EXERCISE GOAL
Check the records below line by line for the string "text". Give the number of lines that contain it and nothing else.

+++++

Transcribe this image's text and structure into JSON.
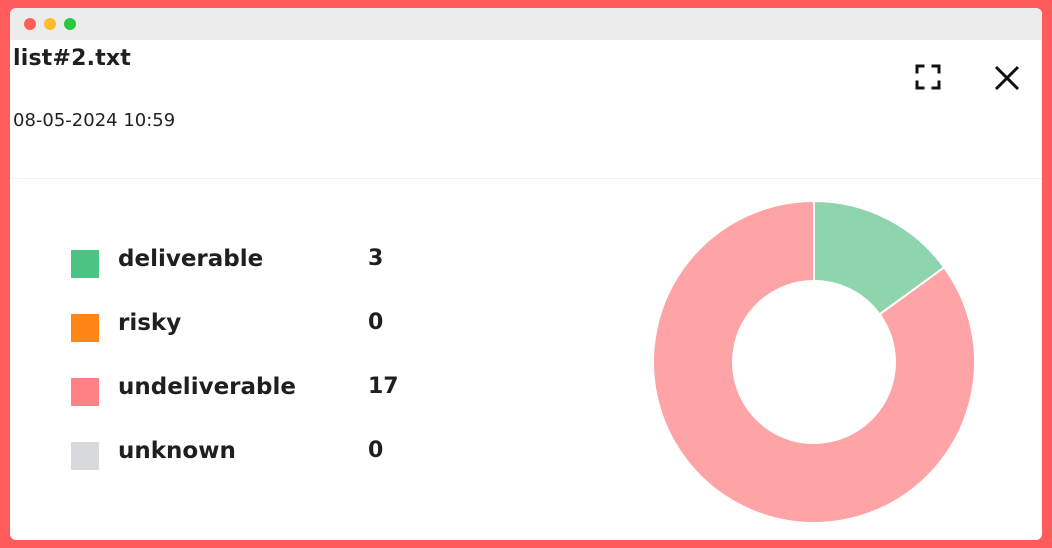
{
  "window": {
    "title": "list#2.txt",
    "date": "08-05-2024 10:59"
  },
  "icons": {
    "expand": "expand-icon",
    "close": "close-icon"
  },
  "colors": {
    "deliverable": "#4cc283",
    "risky": "#ff8515",
    "undeliverable": "#ff8185",
    "unknown": "#d7d9dc",
    "slice_deliverable": "#8ed4ad",
    "slice_undeliverable": "#fea3a6"
  },
  "legend": [
    {
      "label": "deliverable",
      "count": "3"
    },
    {
      "label": "risky",
      "count": "0"
    },
    {
      "label": "undeliverable",
      "count": "17"
    },
    {
      "label": "unknown",
      "count": "0"
    }
  ],
  "chart_data": {
    "type": "pie",
    "donut": true,
    "categories": [
      "deliverable",
      "risky",
      "undeliverable",
      "unknown"
    ],
    "values": [
      3,
      0,
      17,
      0
    ],
    "colors": [
      "#8ed4ad",
      "#ff8515",
      "#fea3a6",
      "#d7d9dc"
    ],
    "legend_position": "left"
  }
}
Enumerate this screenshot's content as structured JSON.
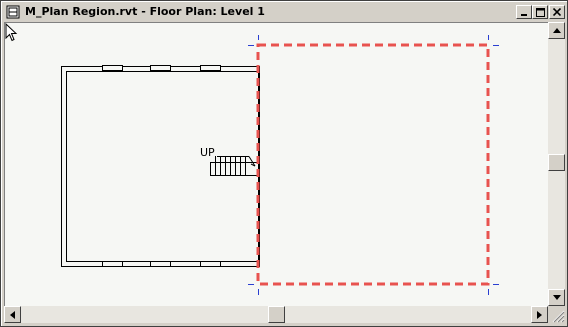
{
  "window": {
    "title": "M_Plan Region.rvt - Floor Plan: Level 1",
    "controls": [
      "minimize",
      "maximize",
      "close"
    ]
  },
  "view": {
    "stair_label": "UP",
    "plan_region_color": "#e8534f",
    "wall_color": "#000000",
    "canvas_background": "#f6f7f4"
  },
  "icons": {
    "app": "revit-document-icon",
    "cursor": "mouse-pointer-icon",
    "scroll_up": "arrow-up-icon",
    "scroll_down": "arrow-down-icon",
    "scroll_left": "arrow-left-icon",
    "scroll_right": "arrow-right-icon"
  }
}
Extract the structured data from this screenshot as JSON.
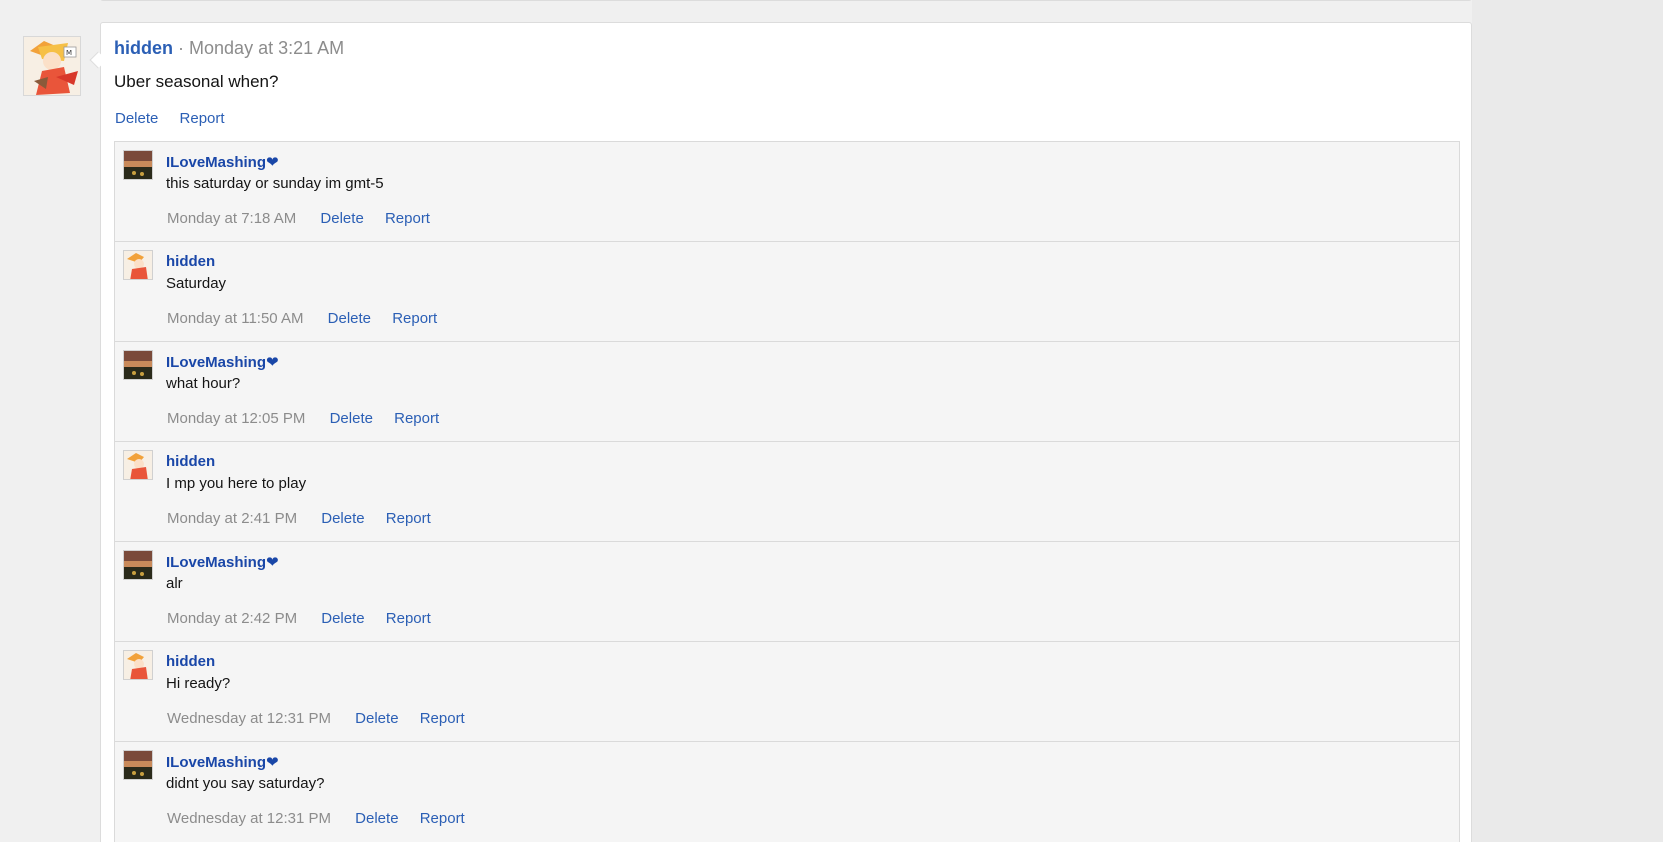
{
  "post": {
    "author": "hidden",
    "separator": "·",
    "time": "Monday at 3:21 AM",
    "body": "Uber seasonal when?",
    "delete_label": "Delete",
    "report_label": "Report"
  },
  "comments": [
    {
      "author": "ILoveMashing",
      "heart": "❤",
      "text": "this saturday or sunday im gmt-5",
      "time": "Monday at 7:18 AM",
      "delete_label": "Delete",
      "report_label": "Report",
      "avatar": "sunset-avatar"
    },
    {
      "author": "hidden",
      "heart": "",
      "text": "Saturday",
      "time": "Monday at 11:50 AM",
      "delete_label": "Delete",
      "report_label": "Report",
      "avatar": "anime-avatar"
    },
    {
      "author": "ILoveMashing",
      "heart": "❤",
      "text": "what hour?",
      "time": "Monday at 12:05 PM",
      "delete_label": "Delete",
      "report_label": "Report",
      "avatar": "sunset-avatar"
    },
    {
      "author": "hidden",
      "heart": "",
      "text": "I mp you here to play",
      "time": "Monday at 2:41 PM",
      "delete_label": "Delete",
      "report_label": "Report",
      "avatar": "anime-avatar"
    },
    {
      "author": "ILoveMashing",
      "heart": "❤",
      "text": "alr",
      "time": "Monday at 2:42 PM",
      "delete_label": "Delete",
      "report_label": "Report",
      "avatar": "sunset-avatar"
    },
    {
      "author": "hidden",
      "heart": "",
      "text": "Hi ready?",
      "time": "Wednesday at 12:31 PM",
      "delete_label": "Delete",
      "report_label": "Report",
      "avatar": "anime-avatar"
    },
    {
      "author": "ILoveMashing",
      "heart": "❤",
      "text": "didnt you say saturday?",
      "time": "Wednesday at 12:31 PM",
      "delete_label": "Delete",
      "report_label": "Report",
      "avatar": "sunset-avatar"
    }
  ],
  "colors": {
    "link": "#2b5fb5",
    "author": "#1a47a8",
    "muted": "#8c8c8c",
    "comment_bg": "#f5f5f5"
  }
}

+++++

ANSWER BELOW
8